Outpatient Coverage of WGS

Today, 80% of people in the United States have access to whole-exome sequencing (WES), often as a second-line test, when traditional chromosomal microarray or other targeted tests have not led to a diagnosis for a patient. As payers review recent publications outlining the evidence of WGS superiority on the clinical and economic value, it becomes evident that the most efficient testing pathway to end – or better to prevent – a diagnostic odyssey for their beneficiaries is WGS access (first line in many policies). Towards this direction payers have started to offer beneficiaries access to first line WGS in patients with suspected complex genetic disease (e.g. neurodevelopmental delays) presented in the ambulatory setting, independent of age.

Currently there are 7 commercial payers and 26 Medicaid State plans who cover WGS in ambulatory settings, covering approximately 65M lives in the US*. In other words, 1 in 4 covered lives can access WGS (Medicaid: 29% vs. Commercial: 23%).

*as of June 2023. Data on file.
icons pumpkin gradient-65

Million Lives Covered

Momentum in Coverage

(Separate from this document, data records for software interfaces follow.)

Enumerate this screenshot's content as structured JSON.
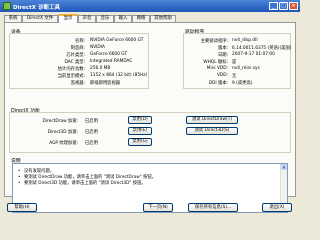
{
  "window": {
    "title": "DirectX 诊断工具",
    "min_glyph": "_",
    "max_glyph": "□",
    "close_glyph": "×"
  },
  "tabs": [
    {
      "label": "系统"
    },
    {
      "label": "DirectX 文件"
    },
    {
      "label": "显示"
    },
    {
      "label": "声音"
    },
    {
      "label": "音乐"
    },
    {
      "label": "输入"
    },
    {
      "label": "网络"
    },
    {
      "label": "其他帮助"
    }
  ],
  "device": {
    "title": "设备",
    "fields": [
      {
        "label": "名称:",
        "value": "NVIDIA GeForce 6600 GT"
      },
      {
        "label": "制造商:",
        "value": "NVIDIA"
      },
      {
        "label": "芯片类型:",
        "value": "GeForce 6600 GT"
      },
      {
        "label": "DAC 类型:",
        "value": "Integrated RAMDAC"
      },
      {
        "label": "估计内存总数:",
        "value": "256.0 MB"
      },
      {
        "label": "当前显示模式:",
        "value": "1152 x 864 (32 bit) (85Hz)"
      },
      {
        "label": "监视器:",
        "value": "即插即用监视器"
      }
    ]
  },
  "driver": {
    "title": "驱动程序",
    "fields": [
      {
        "label": "主要驱动程序:",
        "value": "nv4_disp.dll"
      },
      {
        "label": "版本:",
        "value": "6.14.0011.6375 (英语)(美国)"
      },
      {
        "label": "日期:",
        "value": "2007-9-17 01:07:00"
      },
      {
        "label": "WHQL 徽标:",
        "value": "是"
      },
      {
        "label": "Mini VDD:",
        "value": "nv4_mini.sys"
      },
      {
        "label": "VDD:",
        "value": "无"
      },
      {
        "label": "DDI 版本:",
        "value": "9 (或更高)"
      }
    ]
  },
  "features": {
    "title": "DirectX 功能",
    "rows": [
      {
        "label": "DirectDraw 加速:",
        "status": "已启用",
        "disable": "禁用(D)",
        "test": "测试 DirectDraw(T)"
      },
      {
        "label": "Direct3D 加速:",
        "status": "已启用",
        "disable": "禁用(E)",
        "test": "测试 Direct3D(S)"
      },
      {
        "label": "AGP 纹理加速:",
        "status": "已启用",
        "disable": "禁用(G)",
        "test": ""
      }
    ]
  },
  "notes": {
    "title": "说明",
    "lines": [
      "没有发现问题。",
      "要测试 DirectDraw 功能，请单击上面的 \"测试 DirectDraw\" 按钮。",
      "要测试 Direct3D 功能，请单击上面的 \"测试 Direct3D\" 按钮。"
    ],
    "bullet": "•"
  },
  "footer": {
    "help": "帮助(H)",
    "next": "下一页(N)",
    "save": "保存所有信息(S)...",
    "exit": "退出(X)"
  },
  "colors": {
    "titlebar": "#1f57b8",
    "tab_highlight": "#f3b33f",
    "background": "#ece9d8"
  }
}
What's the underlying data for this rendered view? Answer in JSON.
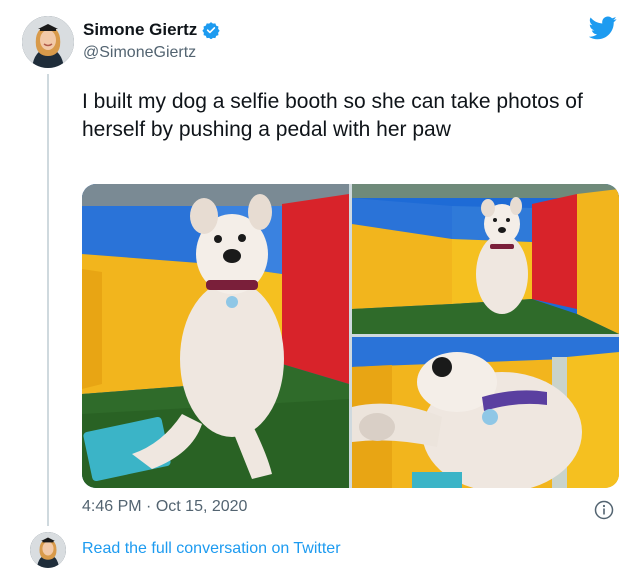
{
  "author": {
    "display_name": "Simone Giertz",
    "handle": "@SimoneGiertz",
    "verified": true
  },
  "tweet": {
    "text": "I built my dog a selfie booth so she can take photos of herself by pushing a pedal with her paw",
    "time": "4:46 PM",
    "separator": "·",
    "date": "Oct 15, 2020"
  },
  "media": {
    "photo_count": 3
  },
  "footer": {
    "read_more_label": "Read the full conversation on Twitter"
  },
  "colors": {
    "brand_blue": "#1d9bf0",
    "text_primary": "#0f1419",
    "text_secondary": "#536471",
    "thread_line": "#cfd9de"
  },
  "icons": {
    "logo": "twitter-bird-icon",
    "verified": "verified-badge-icon",
    "info": "info-icon"
  }
}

In 2023, two of the largest commercial payers that cover ~40M lives collectively, offer WGS to patients that fit certain inclusion criteria. At last, WGS is becoming more accessible.

Inpatient (NICU) Coverage of rapid WGS

Coverage for rapid WGS in acute settings, such as the Neonatal Intensive Care Unit (NICU) and Pediatric ICU (PICU), is emerging as the clinical and economic value of the test build evidence across studies. Several children’s hospitals across the United States have participated in research studies to demonstrate how implementing rapid WGS in their NICU/PICUs improved outcomes including time to diagnosis, diagnostic yield, and subsequent changes to patient management.

California Blue Shield was the first major payer to issue a coverage policy for rapid, diagnostic WGS in NICU infants and trios in July 2019. Fast-forwarding to 2023, 50M covered lives (~1 in 5 total covered lives) can access WGS in acute settings (Medicaid: 30% vs. Commercial: 15%).

*as of June 2023. Data on file.
icons pumpkin gradient-50

Million Lives Covered

First line WGS in the NICU has shown to decrease costs

Project Baby Bear found that WGS can reduce healthcare expenditures by avoiding unnecessary procedures/tests and reducing the infant’s the length of stay in the NICU. The study yielded an average of $13,526 savings per infant tested, creating an economic model where the savings support the cost of running WGS. Therefore, apart from patient coverage/ DRG payment, first line WGS can be made accessible and serve critically ill infants without incurring additional economic burden. The study, amongst others, also support the use of rapid WGS, where the results can be integrated into care earlier, with measured benefits. Advances in technology and care coordination have made the future promise of rapid WGS in the NICU an achievable goal.

Rapid WGS for 184 newborns in NICUs in California

Findings: WGS led to an average savings of $12K-$15K per infant sequenced compared to the $9K per infant cost of testing resulting in an approximate net savings of $1.2 million.

See Publication
Program Info
Final Report